(Website and app data records)
=====
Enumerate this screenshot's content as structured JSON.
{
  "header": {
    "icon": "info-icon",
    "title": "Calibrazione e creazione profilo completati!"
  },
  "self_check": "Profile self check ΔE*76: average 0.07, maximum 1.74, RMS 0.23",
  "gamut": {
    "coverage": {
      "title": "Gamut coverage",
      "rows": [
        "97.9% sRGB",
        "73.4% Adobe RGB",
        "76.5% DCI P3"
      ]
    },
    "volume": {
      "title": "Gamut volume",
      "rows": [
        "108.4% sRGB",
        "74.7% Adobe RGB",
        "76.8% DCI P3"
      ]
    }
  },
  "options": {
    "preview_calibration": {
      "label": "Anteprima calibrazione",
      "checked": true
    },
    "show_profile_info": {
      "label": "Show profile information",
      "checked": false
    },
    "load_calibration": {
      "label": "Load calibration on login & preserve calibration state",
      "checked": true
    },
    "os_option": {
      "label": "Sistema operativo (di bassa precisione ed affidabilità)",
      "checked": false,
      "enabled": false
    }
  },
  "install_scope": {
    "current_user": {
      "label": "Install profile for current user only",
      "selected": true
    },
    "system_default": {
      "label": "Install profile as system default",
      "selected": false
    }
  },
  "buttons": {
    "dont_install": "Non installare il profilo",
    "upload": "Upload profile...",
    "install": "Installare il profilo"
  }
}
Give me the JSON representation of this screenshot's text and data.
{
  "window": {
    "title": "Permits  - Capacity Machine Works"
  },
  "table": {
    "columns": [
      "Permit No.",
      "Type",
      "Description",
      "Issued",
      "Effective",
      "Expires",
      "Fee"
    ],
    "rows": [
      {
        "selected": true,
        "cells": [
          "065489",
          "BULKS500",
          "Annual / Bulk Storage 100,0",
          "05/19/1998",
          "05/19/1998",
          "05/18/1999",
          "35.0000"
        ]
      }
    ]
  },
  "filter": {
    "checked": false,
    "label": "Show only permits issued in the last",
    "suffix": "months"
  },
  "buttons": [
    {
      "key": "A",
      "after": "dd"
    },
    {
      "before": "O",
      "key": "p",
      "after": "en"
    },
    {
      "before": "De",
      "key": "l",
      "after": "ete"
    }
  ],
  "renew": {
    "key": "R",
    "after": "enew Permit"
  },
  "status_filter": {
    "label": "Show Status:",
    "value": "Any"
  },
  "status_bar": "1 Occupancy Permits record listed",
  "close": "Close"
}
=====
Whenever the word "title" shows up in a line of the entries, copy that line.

    "title": "Calibrazione e creazione profilo completati!"
      "title": "Gamut coverage",
      "title": "Gamut volume",
    "title": "Permits  - Capacity Machine Works"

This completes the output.